Segment Start: Information given

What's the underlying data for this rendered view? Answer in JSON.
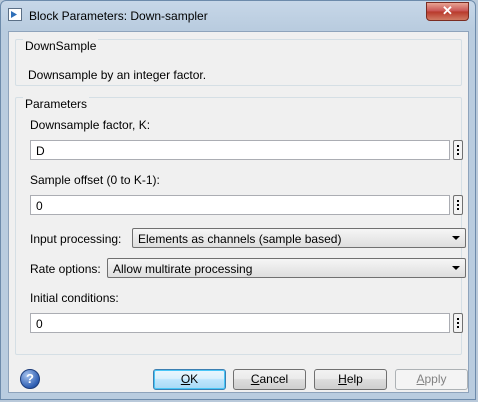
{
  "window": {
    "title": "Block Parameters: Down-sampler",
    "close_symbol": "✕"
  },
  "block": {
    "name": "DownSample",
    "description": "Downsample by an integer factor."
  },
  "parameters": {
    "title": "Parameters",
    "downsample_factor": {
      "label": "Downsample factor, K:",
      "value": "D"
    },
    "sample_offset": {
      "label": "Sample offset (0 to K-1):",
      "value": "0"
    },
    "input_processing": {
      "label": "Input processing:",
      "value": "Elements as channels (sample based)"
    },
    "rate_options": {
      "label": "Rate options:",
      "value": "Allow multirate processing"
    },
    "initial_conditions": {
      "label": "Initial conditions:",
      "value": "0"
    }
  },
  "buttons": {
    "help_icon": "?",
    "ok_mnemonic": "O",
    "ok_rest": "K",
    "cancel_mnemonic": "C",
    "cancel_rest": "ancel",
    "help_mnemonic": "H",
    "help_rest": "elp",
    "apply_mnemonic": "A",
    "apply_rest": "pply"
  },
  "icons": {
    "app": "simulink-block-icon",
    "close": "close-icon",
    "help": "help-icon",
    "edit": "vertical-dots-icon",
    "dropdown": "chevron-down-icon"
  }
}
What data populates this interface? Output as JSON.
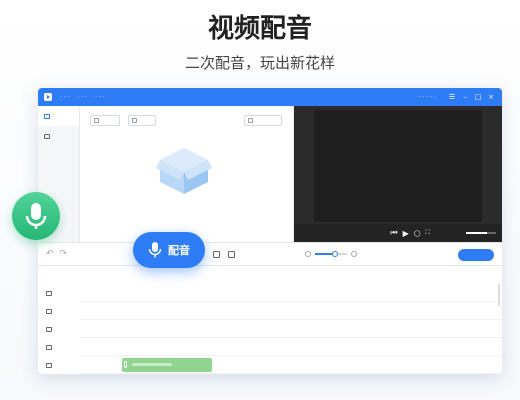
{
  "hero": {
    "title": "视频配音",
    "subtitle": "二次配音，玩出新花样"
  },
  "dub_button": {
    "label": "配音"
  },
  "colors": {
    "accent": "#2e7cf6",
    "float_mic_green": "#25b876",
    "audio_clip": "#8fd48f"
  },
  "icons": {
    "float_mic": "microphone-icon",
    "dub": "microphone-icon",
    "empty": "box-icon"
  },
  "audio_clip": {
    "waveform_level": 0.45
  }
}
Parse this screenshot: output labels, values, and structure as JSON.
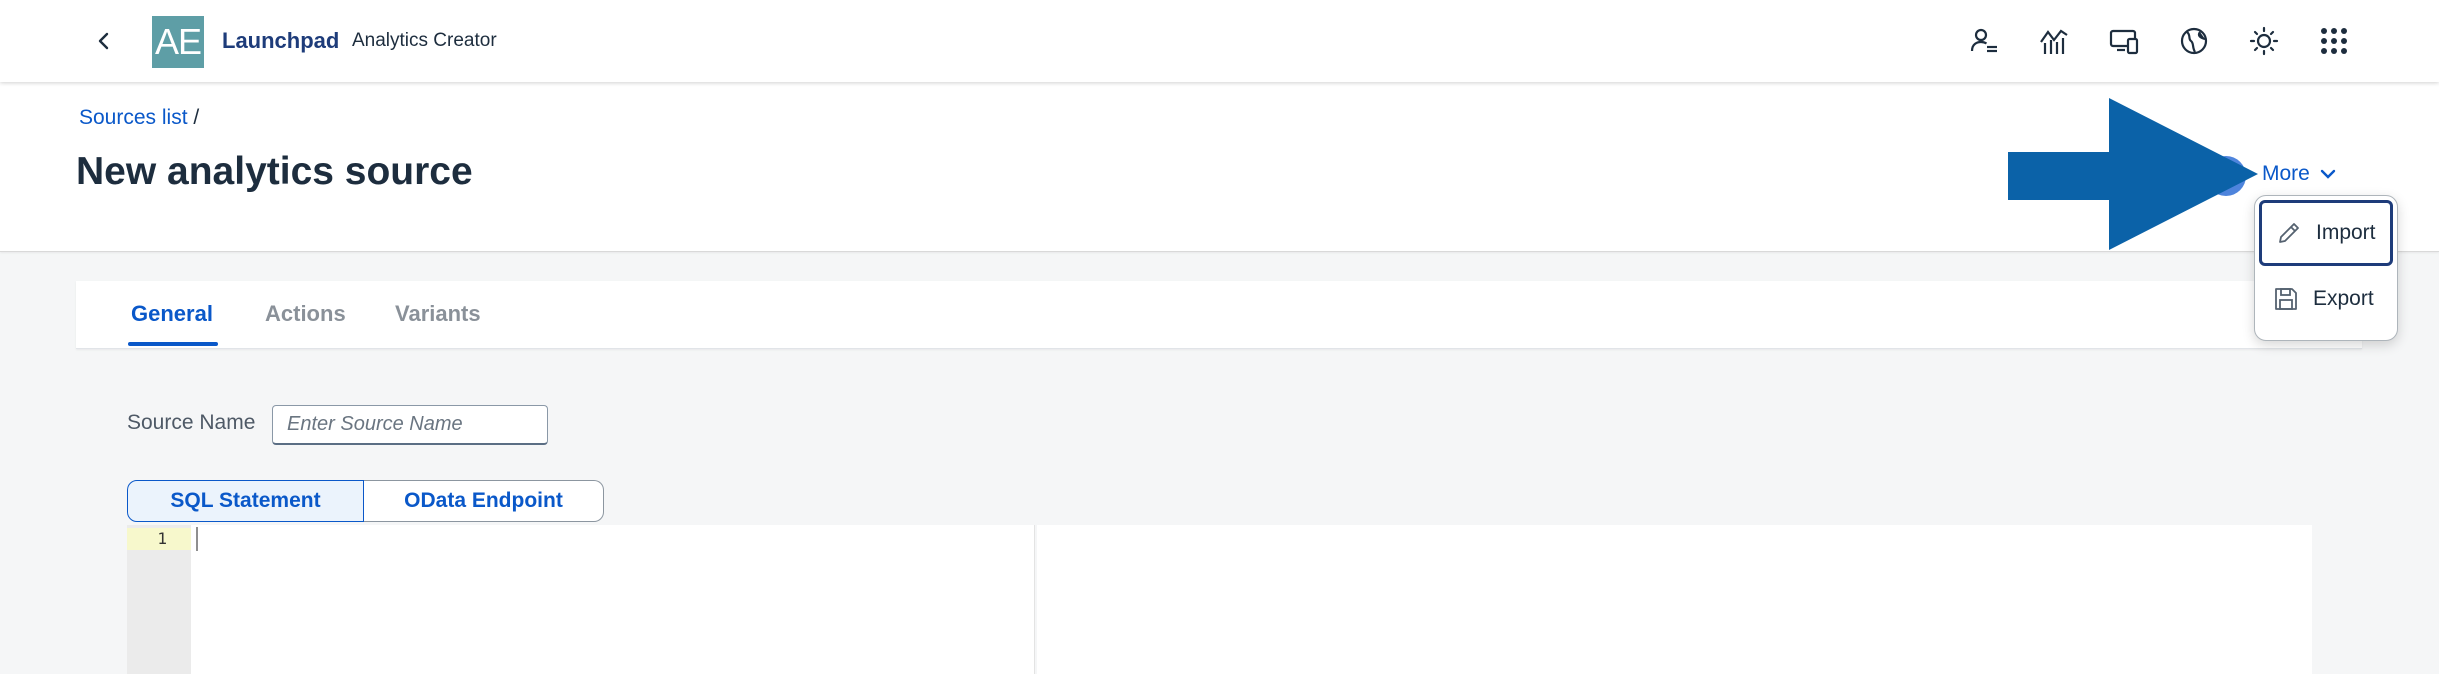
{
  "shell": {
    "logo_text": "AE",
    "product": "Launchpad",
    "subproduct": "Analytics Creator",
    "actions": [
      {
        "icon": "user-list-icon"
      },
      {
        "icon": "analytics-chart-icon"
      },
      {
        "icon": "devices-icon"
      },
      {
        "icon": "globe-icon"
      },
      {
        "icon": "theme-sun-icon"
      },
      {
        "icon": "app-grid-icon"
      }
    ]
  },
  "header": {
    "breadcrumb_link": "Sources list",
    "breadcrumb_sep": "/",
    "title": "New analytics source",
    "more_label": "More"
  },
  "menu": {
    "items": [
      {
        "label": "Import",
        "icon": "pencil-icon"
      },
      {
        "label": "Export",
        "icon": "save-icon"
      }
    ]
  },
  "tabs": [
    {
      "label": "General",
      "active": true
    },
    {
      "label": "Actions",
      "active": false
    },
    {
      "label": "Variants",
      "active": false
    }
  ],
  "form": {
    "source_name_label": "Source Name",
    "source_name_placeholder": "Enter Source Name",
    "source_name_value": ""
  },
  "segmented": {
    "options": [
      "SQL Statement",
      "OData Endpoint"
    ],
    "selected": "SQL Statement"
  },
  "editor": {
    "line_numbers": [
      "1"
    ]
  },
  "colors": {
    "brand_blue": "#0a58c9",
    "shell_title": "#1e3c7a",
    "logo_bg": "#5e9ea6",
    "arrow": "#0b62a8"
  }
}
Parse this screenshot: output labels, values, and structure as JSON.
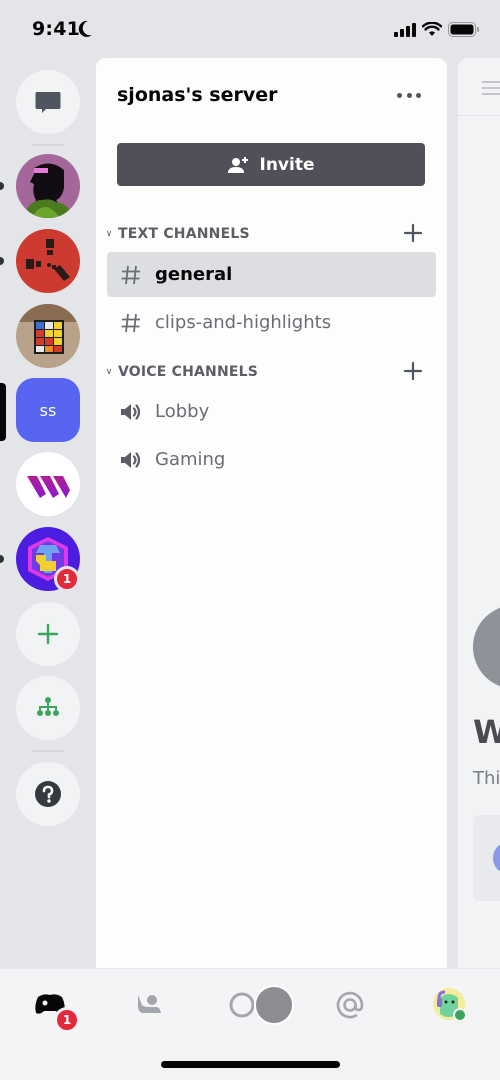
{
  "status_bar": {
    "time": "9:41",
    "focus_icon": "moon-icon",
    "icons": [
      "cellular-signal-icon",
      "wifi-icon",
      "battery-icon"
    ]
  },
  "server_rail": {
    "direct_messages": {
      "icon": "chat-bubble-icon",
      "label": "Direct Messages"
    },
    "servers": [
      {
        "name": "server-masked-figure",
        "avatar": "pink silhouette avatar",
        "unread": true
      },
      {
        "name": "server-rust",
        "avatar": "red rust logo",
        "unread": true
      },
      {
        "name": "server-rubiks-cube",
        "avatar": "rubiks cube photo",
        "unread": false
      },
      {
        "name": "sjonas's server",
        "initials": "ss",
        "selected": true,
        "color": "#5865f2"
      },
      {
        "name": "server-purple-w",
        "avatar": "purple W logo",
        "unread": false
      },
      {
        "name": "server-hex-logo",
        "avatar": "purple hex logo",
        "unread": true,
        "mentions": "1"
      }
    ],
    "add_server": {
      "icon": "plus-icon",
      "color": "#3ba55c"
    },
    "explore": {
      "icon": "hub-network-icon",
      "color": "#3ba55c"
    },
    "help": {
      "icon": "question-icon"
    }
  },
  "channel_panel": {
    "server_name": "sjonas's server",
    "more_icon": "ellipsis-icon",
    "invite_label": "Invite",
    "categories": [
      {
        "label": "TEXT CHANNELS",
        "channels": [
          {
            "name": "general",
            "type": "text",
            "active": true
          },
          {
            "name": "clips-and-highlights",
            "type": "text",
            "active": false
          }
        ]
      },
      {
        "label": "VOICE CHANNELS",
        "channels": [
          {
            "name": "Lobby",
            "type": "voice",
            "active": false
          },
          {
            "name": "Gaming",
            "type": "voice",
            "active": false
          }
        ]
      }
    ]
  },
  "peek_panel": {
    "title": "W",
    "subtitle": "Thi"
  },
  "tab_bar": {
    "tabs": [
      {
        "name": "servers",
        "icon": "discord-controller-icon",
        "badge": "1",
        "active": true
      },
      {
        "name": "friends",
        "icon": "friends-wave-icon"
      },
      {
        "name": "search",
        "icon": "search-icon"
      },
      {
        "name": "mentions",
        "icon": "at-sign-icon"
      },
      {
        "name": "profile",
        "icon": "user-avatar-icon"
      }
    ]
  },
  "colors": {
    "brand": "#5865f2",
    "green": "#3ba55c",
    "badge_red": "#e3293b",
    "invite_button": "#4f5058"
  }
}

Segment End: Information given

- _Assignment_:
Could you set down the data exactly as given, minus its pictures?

- _Exercise output_:
What's the underlying data for this rendered view? Answer in JSON.
{
  "window": {
    "title": "Block Parameters: Down-sampler",
    "close_symbol": "✕"
  },
  "block": {
    "name": "DownSample",
    "description": "Downsample by an integer factor."
  },
  "parameters": {
    "title": "Parameters",
    "downsample_factor": {
      "label": "Downsample factor, K:",
      "value": "D"
    },
    "sample_offset": {
      "label": "Sample offset (0 to K-1):",
      "value": "0"
    },
    "input_processing": {
      "label": "Input processing:",
      "value": "Elements as channels (sample based)"
    },
    "rate_options": {
      "label": "Rate options:",
      "value": "Allow multirate processing"
    },
    "initial_conditions": {
      "label": "Initial conditions:",
      "value": "0"
    }
  },
  "buttons": {
    "help_icon": "?",
    "ok_mnemonic": "O",
    "ok_rest": "K",
    "cancel_mnemonic": "C",
    "cancel_rest": "ancel",
    "help_mnemonic": "H",
    "help_rest": "elp",
    "apply_mnemonic": "A",
    "apply_rest": "pply"
  },
  "icons": {
    "app": "simulink-block-icon",
    "close": "close-icon",
    "help": "help-icon",
    "edit": "vertical-dots-icon",
    "dropdown": "chevron-down-icon"
  }
}
What data populates this interface? Output as JSON.
{
  "hero": {
    "title": "视频配音",
    "subtitle": "二次配音，玩出新花样"
  },
  "dub_button": {
    "label": "配音"
  },
  "colors": {
    "accent": "#2e7cf6",
    "float_mic_green": "#25b876",
    "audio_clip": "#8fd48f"
  },
  "icons": {
    "float_mic": "microphone-icon",
    "dub": "microphone-icon",
    "empty": "box-icon"
  },
  "audio_clip": {
    "waveform_level": 0.45
  }
}
Parse this screenshot: output labels, values, and structure as JSON.
{
  "shell": {
    "logo_text": "AE",
    "product": "Launchpad",
    "subproduct": "Analytics Creator",
    "actions": [
      {
        "icon": "user-list-icon"
      },
      {
        "icon": "analytics-chart-icon"
      },
      {
        "icon": "devices-icon"
      },
      {
        "icon": "globe-icon"
      },
      {
        "icon": "theme-sun-icon"
      },
      {
        "icon": "app-grid-icon"
      }
    ]
  },
  "header": {
    "breadcrumb_link": "Sources list",
    "breadcrumb_sep": "/",
    "title": "New analytics source",
    "more_label": "More"
  },
  "menu": {
    "items": [
      {
        "label": "Import",
        "icon": "pencil-icon"
      },
      {
        "label": "Export",
        "icon": "save-icon"
      }
    ]
  },
  "tabs": [
    {
      "label": "General",
      "active": true
    },
    {
      "label": "Actions",
      "active": false
    },
    {
      "label": "Variants",
      "active": false
    }
  ],
  "form": {
    "source_name_label": "Source Name",
    "source_name_placeholder": "Enter Source Name",
    "source_name_value": ""
  },
  "segmented": {
    "options": [
      "SQL Statement",
      "OData Endpoint"
    ],
    "selected": "SQL Statement"
  },
  "editor": {
    "line_numbers": [
      "1"
    ]
  },
  "colors": {
    "brand_blue": "#0a58c9",
    "shell_title": "#1e3c7a",
    "logo_bg": "#5e9ea6",
    "arrow": "#0b62a8"
  }
}
Parse this screenshot: output labels, values, and structure as JSON.
{
  "status_bar": {
    "time": "9:41",
    "focus_icon": "moon-icon",
    "icons": [
      "cellular-signal-icon",
      "wifi-icon",
      "battery-icon"
    ]
  },
  "server_rail": {
    "direct_messages": {
      "icon": "chat-bubble-icon",
      "label": "Direct Messages"
    },
    "servers": [
      {
        "name": "server-masked-figure",
        "avatar": "pink silhouette avatar",
        "unread": true
      },
      {
        "name": "server-rust",
        "avatar": "red rust logo",
        "unread": true
      },
      {
        "name": "server-rubiks-cube",
        "avatar": "rubiks cube photo",
        "unread": false
      },
      {
        "name": "sjonas's server",
        "initials": "ss",
        "selected": true,
        "color": "#5865f2"
      },
      {
        "name": "server-purple-w",
        "avatar": "purple W logo",
        "unread": false
      },
      {
        "name": "server-hex-logo",
        "avatar": "purple hex logo",
        "unread": true,
        "mentions": "1"
      }
    ],
    "add_server": {
      "icon": "plus-icon",
      "color": "#3ba55c"
    },
    "explore": {
      "icon": "hub-network-icon",
      "color": "#3ba55c"
    },
    "help": {
      "icon": "question-icon"
    }
  },
  "channel_panel": {
    "server_name": "sjonas's server",
    "more_icon": "ellipsis-icon",
    "invite_label": "Invite",
    "categories": [
      {
        "label": "TEXT CHANNELS",
        "channels": [
          {
            "name": "general",
            "type": "text",
            "active": true
          },
          {
            "name": "clips-and-highlights",
            "type": "text",
            "active": false
          }
        ]
      },
      {
        "label": "VOICE CHANNELS",
        "channels": [
          {
            "name": "Lobby",
            "type": "voice",
            "active": false
          },
          {
            "name": "Gaming",
            "type": "voice",
            "active": false
          }
        ]
      }
    ]
  },
  "peek_panel": {
    "title": "W",
    "subtitle": "Thi"
  },
  "tab_bar": {
    "tabs": [
      {
        "name": "servers",
        "icon": "discord-controller-icon",
        "badge": "1",
        "active": true
      },
      {
        "name": "friends",
        "icon": "friends-wave-icon"
      },
      {
        "name": "search",
        "icon": "search-icon"
      },
      {
        "name": "mentions",
        "icon": "at-sign-icon"
      },
      {
        "name": "profile",
        "icon": "user-avatar-icon"
      }
    ]
  },
  "colors": {
    "brand": "#5865f2",
    "green": "#3ba55c",
    "badge_red": "#e3293b",
    "invite_button": "#4f5058"
  }
}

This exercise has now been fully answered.